Bernal appeared on stage and in soap operas for a number of years before making his first onscreen splash as Octavio, a quiet, angry young man in director Alejandro Gonzalez Inarritu’s provocative 2000 film Amores Perros. While the critically lauded film allowed Bernal the chance to prove he had the goods, it was his role in the sexually explicit, overnight sensation Y Tu Mamá También (2001), from director Alfonso Cuaron, that really put him on the map.
Although Perros and También are foreign films, Bernal seems to possess a unique ability to cross language boundaries by using his large, revealing eyes and intriguing body language to convey the feelings of the characters he plays. Most recently, Bernal plays the young revolutionary Che Guevarra in director Walter Salles’s The Motorcycle Diaries.
"The first time [that I portrayed Che Guevarra] only helped serve the purpose for me to pay the rent," Bernal explains about playing the iconic leader in 2002’s English-language, Showtime miniseries "Fidel." "I wanted to do it again properly."
His second time around wearing the shoes of the famed leader of the Cuban Revolution, Bernal portrays Guevarra in his early days – when he was the young, idealistic, 23-year-old Ernesto Guevarra (not yet known as Che). The film, based on Guevarra’s journal about his trip across South America in the early 1950s, tells the tale of an eye-opening road trip that changed Guevarra’s life and ultimately led to his decision to become a revolutionary.
To accurately capture the young Guevarra, Bernal says he thoroughly prepared for the role before shooting began.
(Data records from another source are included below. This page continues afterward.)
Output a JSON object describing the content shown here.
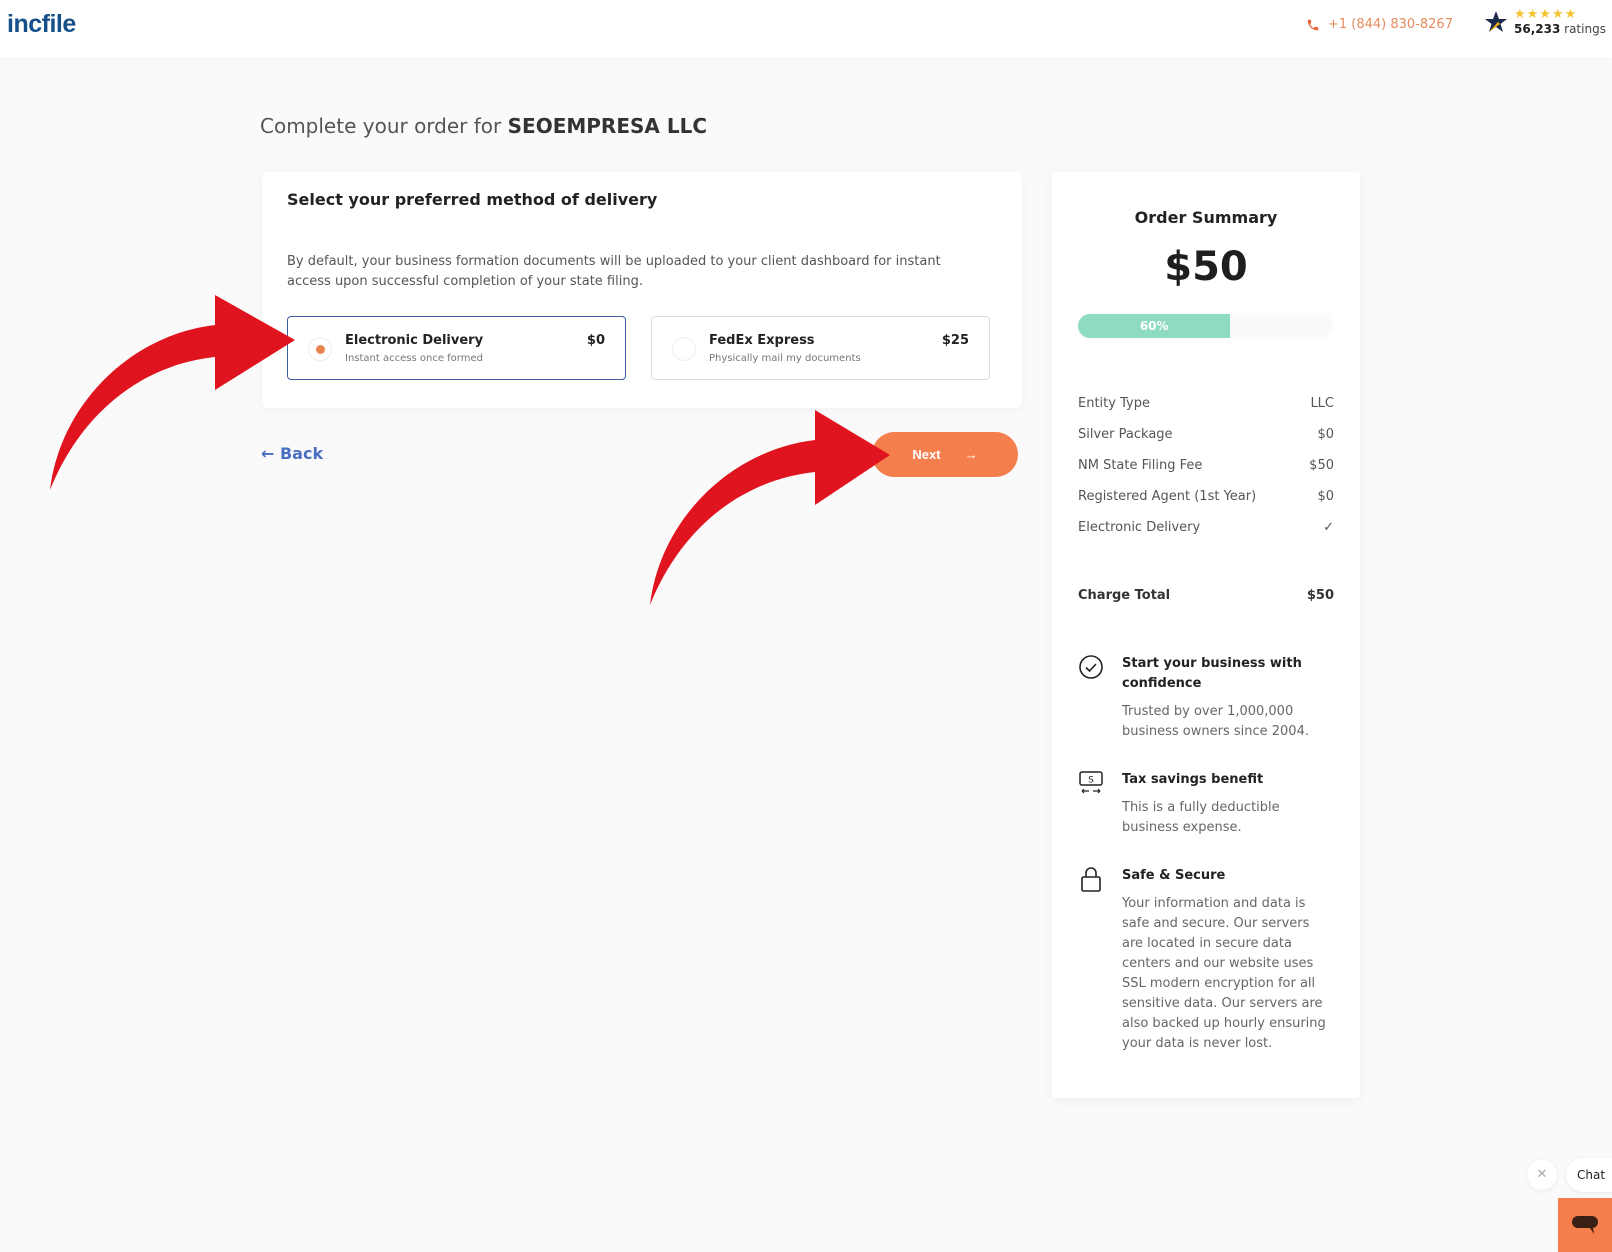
{
  "header": {
    "logo": "incfile",
    "phone": "+1 (844) 830-8267",
    "rating_stars": "★★★★★",
    "rating_count": "56,233",
    "rating_label": "ratings"
  },
  "page": {
    "title_prefix": "Complete your order for",
    "company_name": "SEOEMPRESA LLC"
  },
  "delivery": {
    "heading": "Select your preferred method of delivery",
    "description": "By default, your business formation documents will be uploaded to your client dashboard for instant access upon successful completion of your state filing.",
    "options": [
      {
        "title": "Electronic Delivery",
        "subtitle": "Instant access once formed",
        "price": "$0",
        "selected": true
      },
      {
        "title": "FedEx Express",
        "subtitle": "Physically mail my documents",
        "price": "$25",
        "selected": false
      }
    ]
  },
  "nav": {
    "back_label": "Back",
    "back_icon": "←",
    "next_label": "Next",
    "next_icon": "→"
  },
  "summary": {
    "title": "Order Summary",
    "price": "$50",
    "progress_label": "60%",
    "progress_value": 60,
    "progress_color": "#8edcc0",
    "items": [
      {
        "label": "Entity Type",
        "value": "LLC"
      },
      {
        "label": "Silver Package",
        "value": "$0"
      },
      {
        "label": "NM State Filing Fee",
        "value": "$50"
      },
      {
        "label": "Registered Agent (1st Year)",
        "value": "$0"
      },
      {
        "label": "Electronic Delivery",
        "value": "✓"
      }
    ],
    "total_label": "Charge Total",
    "total_value": "$50",
    "benefits": [
      {
        "icon": "check-circle-icon",
        "title": "Start your business with confidence",
        "text": "Trusted by over 1,000,000 business owners since 2004."
      },
      {
        "icon": "money-transfer-icon",
        "title": "Tax savings benefit",
        "text": "This is a fully deductible business expense."
      },
      {
        "icon": "lock-icon",
        "title": "Safe & Secure",
        "text": "Your information and data is safe and secure. Our servers are located in secure data centers and our website uses SSL modern encryption for all sensitive data. Our servers are also backed up hourly ensuring your data is never lost."
      }
    ]
  },
  "chat": {
    "label": "Chat",
    "close_icon": "✕"
  },
  "colors": {
    "accent": "#f47f4d",
    "brand": "#16508a",
    "link": "#4a6fc0",
    "annotation_arrow": "#e0141e"
  }
}
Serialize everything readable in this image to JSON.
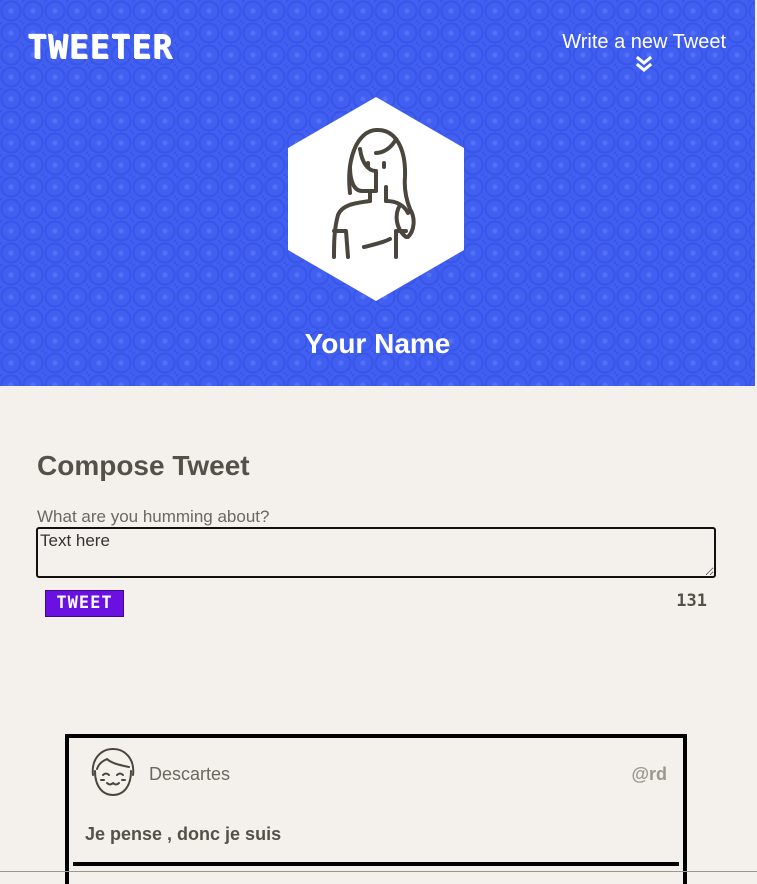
{
  "header": {
    "logo": "TWEETER",
    "write_link": "Write a new Tweet",
    "user_name": "Your Name",
    "icons": {
      "chevrons": "double-chevron-down-icon",
      "avatar": "profile-avatar-icon"
    },
    "colors": {
      "background": "#4160f2",
      "text": "#ffffff"
    }
  },
  "compose": {
    "title": "Compose Tweet",
    "label": "What are you humming about?",
    "textarea_value": "Text here",
    "tweet_button": "TWEET",
    "counter": "131",
    "colors": {
      "button": "#6a10e0"
    }
  },
  "tweets": [
    {
      "author": "Descartes",
      "handle": "@rd",
      "content": "Je pense , donc je suis",
      "avatar_icon": "smiling-face-avatar-icon"
    }
  ]
}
"I tried to soak up everything about him. I read a lot of biographies. It’s great because Che was a person who documented every important part of his life. Walter (Salles, the director) also prepared seminars about political, social, economical, cultural situations of Latin America in those times, which were really incredible."
Aside from learning a bit about Guevarra’s background, Bernal also bulked up for the role because, as he says with a smirk, "Che was, you know, bigger."
Even so, Bernal acknowledges that even diligent study did not completely prepare him for the part.
"You want to humanize this person but also not trivialize him," says Bernal. "There is so much information, there are so many points of view and you are going to interpret and bring back life to a person who already had life. So we had to learn to lend our experiences to the character as well, because you can prepare as much as you can but it will always be 30 percent [of the character]. The rest is just experience that you have to give to the character."
Bernal recounts a piece of advice that Guevarra’s real-life traveling companion, Alberto Granado (played in the film by Rodrigo De la Serna), gave to him during filming that allowed the thespian to really get inside the character’s head.
"[Alberto] told me during the voiceover, ‘Don’t use Che’s voice. Don’t try to imitate him,’" Bernal recalls. "He said, ‘Use your own voice because Che was only a 23-year-old Latin American [at the time]. That’s all he was. You are also a 23-year-old Latin American and your voice has the same importance as his.’ [I thought], ‘Of course. This is a journey of discovery. This is a journey about awakening of conscious.’"